(EXERCISE PROMPT) For each line below that holds "screenshot", return the line as it stands.
☆ ☆ ☆ ☆ ☆ ☆ ☆
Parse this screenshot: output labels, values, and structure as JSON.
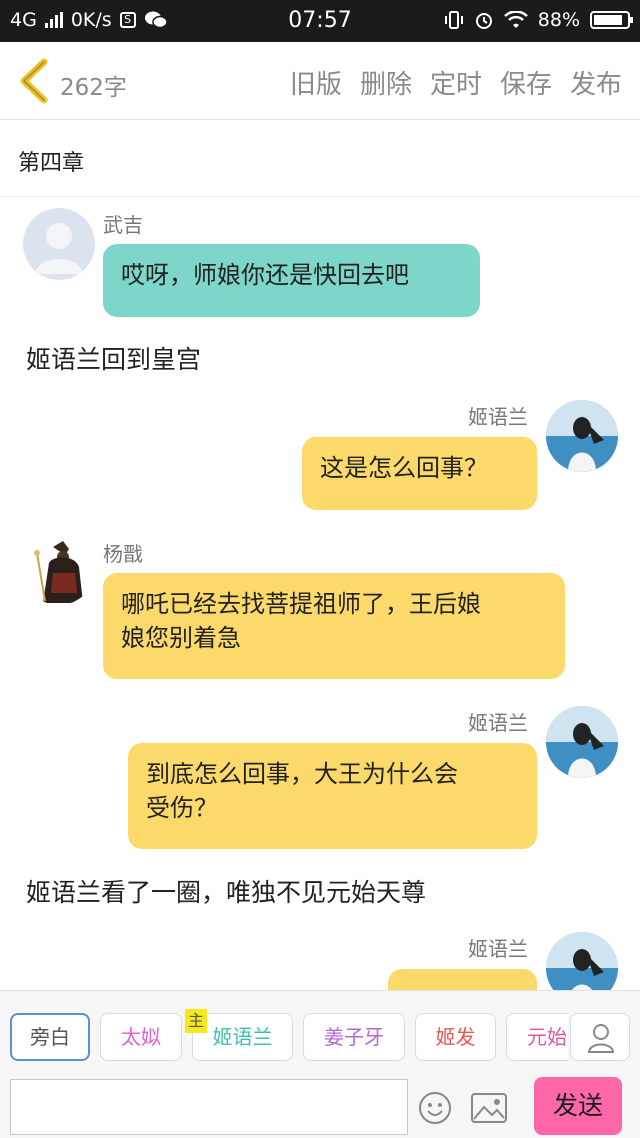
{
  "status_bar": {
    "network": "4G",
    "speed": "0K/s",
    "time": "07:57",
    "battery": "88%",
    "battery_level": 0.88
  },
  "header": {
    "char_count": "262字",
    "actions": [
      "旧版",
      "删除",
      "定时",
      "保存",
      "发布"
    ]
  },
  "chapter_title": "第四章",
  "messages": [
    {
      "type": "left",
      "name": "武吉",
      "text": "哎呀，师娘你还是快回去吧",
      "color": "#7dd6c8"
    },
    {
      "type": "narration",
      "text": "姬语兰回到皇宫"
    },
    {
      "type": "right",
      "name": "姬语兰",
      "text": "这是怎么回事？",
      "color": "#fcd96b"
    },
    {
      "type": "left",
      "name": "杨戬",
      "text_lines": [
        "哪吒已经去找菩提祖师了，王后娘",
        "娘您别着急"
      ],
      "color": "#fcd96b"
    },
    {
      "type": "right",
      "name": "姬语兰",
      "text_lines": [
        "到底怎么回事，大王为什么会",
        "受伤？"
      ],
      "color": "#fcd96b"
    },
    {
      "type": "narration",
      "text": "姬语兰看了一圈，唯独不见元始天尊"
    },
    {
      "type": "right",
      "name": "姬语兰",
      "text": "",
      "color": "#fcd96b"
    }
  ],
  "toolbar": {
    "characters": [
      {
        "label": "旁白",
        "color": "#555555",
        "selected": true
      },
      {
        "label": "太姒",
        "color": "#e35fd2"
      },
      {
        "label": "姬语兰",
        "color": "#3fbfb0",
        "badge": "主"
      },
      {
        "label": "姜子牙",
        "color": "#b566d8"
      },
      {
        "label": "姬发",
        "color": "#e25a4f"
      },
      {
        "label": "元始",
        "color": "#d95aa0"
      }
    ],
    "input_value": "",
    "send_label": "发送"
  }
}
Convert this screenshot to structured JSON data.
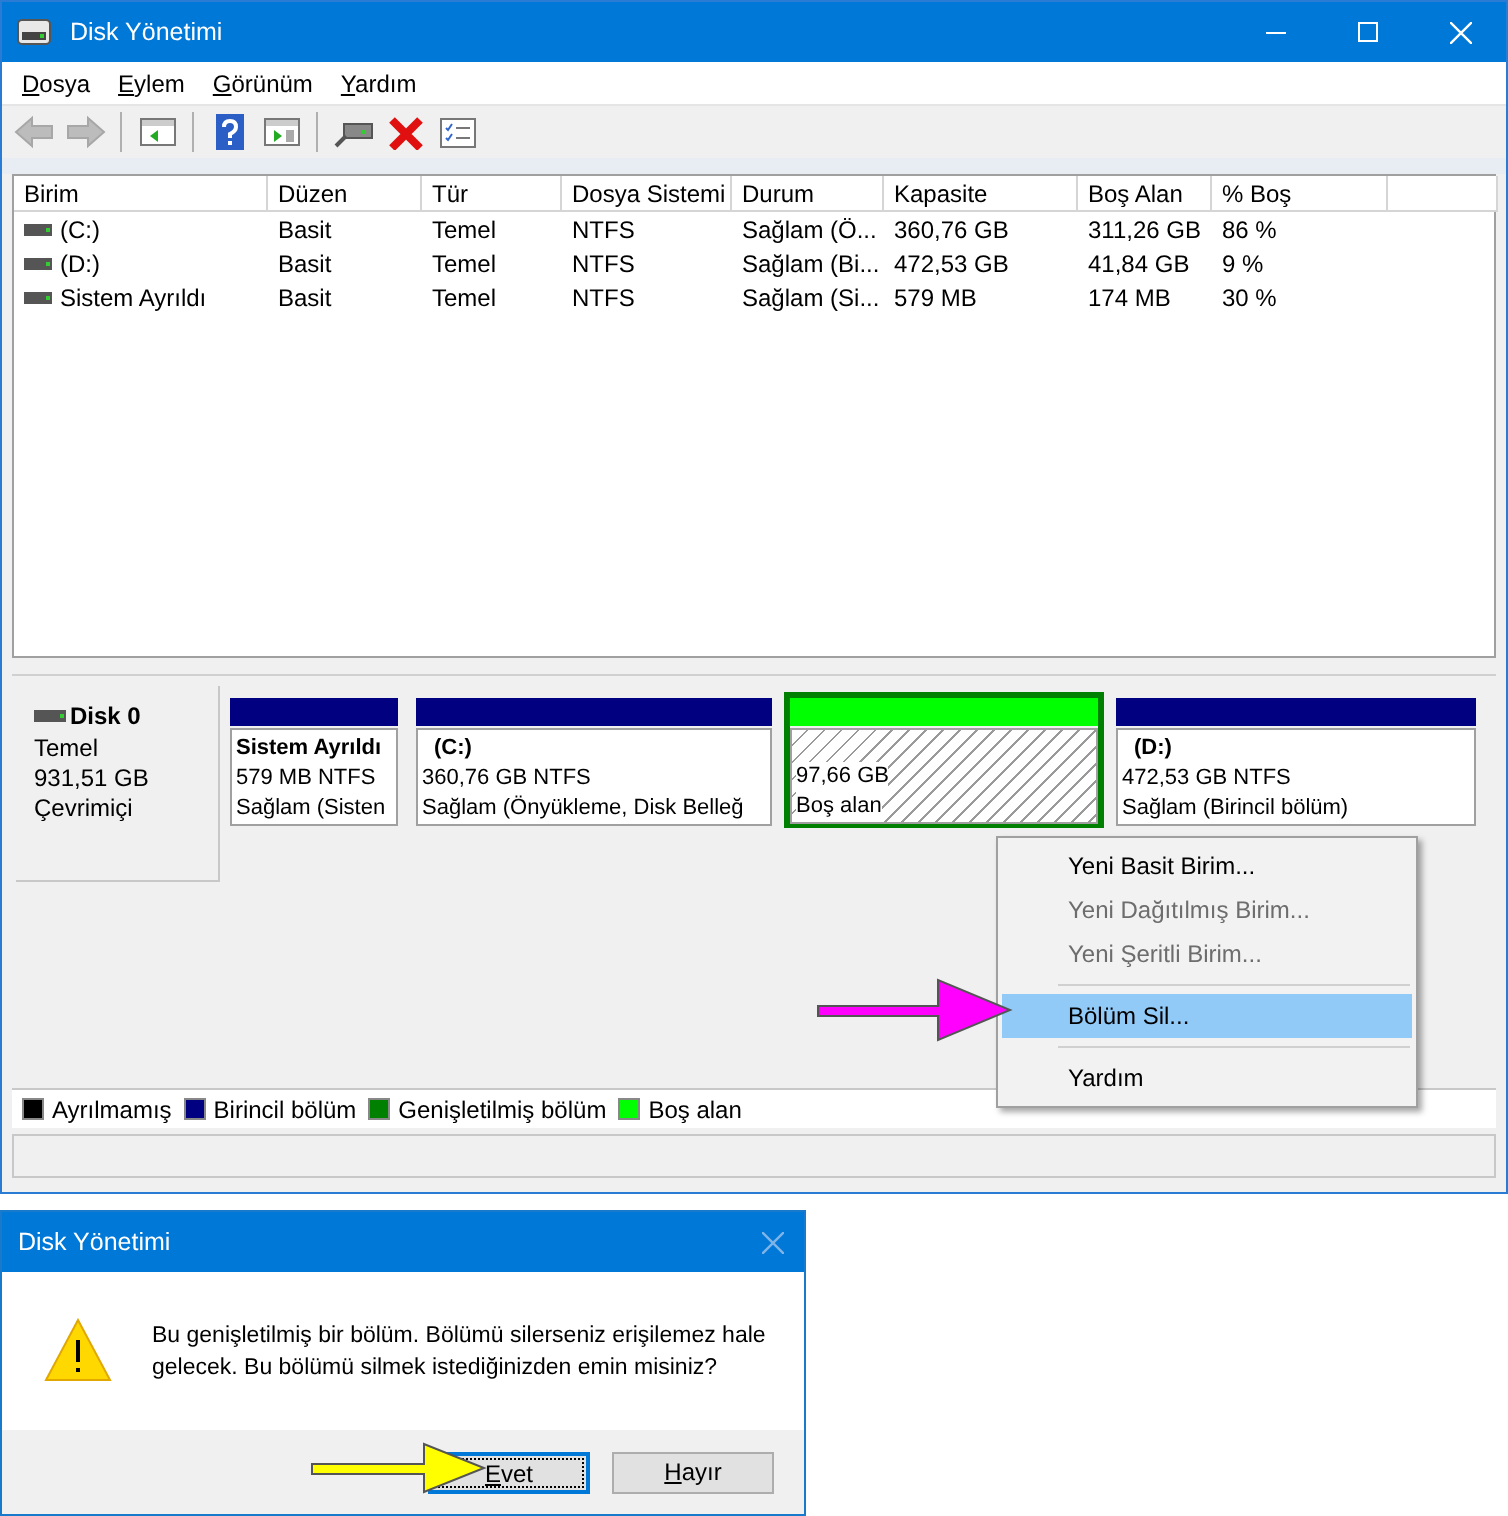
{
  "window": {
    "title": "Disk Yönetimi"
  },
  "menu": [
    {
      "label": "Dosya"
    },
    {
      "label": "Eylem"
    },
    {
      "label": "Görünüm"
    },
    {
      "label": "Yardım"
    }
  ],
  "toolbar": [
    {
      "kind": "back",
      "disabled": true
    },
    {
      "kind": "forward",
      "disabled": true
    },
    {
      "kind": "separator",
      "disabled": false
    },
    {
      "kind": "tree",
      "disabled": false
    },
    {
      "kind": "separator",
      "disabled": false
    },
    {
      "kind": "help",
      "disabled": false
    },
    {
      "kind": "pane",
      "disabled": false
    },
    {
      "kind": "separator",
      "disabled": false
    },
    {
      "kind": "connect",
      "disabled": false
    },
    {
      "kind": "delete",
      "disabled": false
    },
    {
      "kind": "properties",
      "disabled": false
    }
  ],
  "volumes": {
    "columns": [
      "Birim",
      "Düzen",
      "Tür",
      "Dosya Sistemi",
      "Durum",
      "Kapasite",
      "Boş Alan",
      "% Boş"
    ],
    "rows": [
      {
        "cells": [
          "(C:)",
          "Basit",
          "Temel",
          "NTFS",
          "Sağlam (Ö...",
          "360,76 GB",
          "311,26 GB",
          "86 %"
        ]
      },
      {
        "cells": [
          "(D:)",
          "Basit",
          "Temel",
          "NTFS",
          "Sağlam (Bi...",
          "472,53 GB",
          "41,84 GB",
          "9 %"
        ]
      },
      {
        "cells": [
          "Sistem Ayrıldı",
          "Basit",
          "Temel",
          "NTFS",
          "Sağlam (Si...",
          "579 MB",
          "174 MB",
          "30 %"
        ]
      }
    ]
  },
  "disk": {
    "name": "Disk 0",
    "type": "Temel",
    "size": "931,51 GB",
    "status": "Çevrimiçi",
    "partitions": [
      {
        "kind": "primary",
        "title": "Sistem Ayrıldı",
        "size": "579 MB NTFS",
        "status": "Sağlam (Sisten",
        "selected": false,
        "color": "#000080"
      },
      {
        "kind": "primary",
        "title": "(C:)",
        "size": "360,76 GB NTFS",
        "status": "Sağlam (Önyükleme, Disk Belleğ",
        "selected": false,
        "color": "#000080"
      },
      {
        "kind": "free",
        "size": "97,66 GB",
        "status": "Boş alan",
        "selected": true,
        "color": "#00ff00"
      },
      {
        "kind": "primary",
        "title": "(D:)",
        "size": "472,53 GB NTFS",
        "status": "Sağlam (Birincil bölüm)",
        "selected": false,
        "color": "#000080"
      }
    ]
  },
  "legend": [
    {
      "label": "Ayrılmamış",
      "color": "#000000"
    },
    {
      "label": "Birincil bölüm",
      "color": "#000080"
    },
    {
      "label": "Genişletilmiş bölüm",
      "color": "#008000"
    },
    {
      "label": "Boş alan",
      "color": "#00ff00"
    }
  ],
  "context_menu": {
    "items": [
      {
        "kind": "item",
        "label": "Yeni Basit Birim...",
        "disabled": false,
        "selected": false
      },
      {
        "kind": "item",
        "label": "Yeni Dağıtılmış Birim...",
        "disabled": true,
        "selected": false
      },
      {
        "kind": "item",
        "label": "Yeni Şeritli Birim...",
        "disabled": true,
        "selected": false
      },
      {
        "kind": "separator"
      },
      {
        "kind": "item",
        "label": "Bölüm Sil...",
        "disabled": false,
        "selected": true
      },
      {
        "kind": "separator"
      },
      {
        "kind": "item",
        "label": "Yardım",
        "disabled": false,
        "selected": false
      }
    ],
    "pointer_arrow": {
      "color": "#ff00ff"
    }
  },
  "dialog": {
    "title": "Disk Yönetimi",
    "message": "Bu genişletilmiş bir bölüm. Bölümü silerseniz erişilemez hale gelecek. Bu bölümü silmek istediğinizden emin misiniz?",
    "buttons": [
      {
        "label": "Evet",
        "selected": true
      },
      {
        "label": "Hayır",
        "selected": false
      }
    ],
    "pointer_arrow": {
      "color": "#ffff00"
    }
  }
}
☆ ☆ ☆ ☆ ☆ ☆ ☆
(EXPECTED ANSWER)
Parse this screenshot: output labels, values, and structure as JSON.
Convert this screenshot to structured JSON data.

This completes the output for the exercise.